Each line that includes "title" must be copied from the records.

═════ Excerpted records ═════

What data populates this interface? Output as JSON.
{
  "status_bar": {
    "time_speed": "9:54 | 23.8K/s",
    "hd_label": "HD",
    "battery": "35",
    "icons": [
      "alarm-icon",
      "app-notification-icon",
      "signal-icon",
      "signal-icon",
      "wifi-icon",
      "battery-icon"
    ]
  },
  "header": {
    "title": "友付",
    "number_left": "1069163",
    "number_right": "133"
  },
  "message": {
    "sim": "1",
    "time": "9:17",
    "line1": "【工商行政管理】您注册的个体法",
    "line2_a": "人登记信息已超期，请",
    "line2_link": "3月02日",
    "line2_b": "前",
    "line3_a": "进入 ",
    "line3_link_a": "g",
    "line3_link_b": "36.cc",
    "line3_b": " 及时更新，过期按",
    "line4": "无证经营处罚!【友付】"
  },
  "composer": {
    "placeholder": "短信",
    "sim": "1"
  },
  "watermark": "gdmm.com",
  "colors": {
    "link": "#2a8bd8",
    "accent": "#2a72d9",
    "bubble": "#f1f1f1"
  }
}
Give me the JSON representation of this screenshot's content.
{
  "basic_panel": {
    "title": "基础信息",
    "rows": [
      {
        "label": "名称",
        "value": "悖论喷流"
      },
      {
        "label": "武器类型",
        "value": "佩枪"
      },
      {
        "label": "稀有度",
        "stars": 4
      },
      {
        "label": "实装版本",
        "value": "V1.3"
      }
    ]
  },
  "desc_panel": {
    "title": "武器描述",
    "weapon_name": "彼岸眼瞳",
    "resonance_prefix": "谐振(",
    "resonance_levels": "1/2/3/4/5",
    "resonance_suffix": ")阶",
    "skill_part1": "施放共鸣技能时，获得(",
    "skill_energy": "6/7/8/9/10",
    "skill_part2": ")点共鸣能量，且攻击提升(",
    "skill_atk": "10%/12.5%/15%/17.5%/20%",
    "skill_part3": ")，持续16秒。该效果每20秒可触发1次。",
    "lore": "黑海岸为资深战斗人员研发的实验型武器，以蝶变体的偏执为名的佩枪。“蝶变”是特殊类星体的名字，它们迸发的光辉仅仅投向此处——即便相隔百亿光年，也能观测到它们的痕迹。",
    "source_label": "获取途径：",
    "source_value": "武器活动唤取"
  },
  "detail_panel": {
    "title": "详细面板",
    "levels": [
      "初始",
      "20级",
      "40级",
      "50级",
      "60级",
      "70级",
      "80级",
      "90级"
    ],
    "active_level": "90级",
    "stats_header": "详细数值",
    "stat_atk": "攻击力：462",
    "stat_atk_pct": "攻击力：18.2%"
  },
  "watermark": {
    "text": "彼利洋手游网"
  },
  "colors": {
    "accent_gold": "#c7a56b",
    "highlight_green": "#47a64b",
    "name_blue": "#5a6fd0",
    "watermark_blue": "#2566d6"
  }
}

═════

**Result of the task**
    "title": "友付",
    "title": "基础信息",
    "title": "武器描述",
    "title": "详细面板",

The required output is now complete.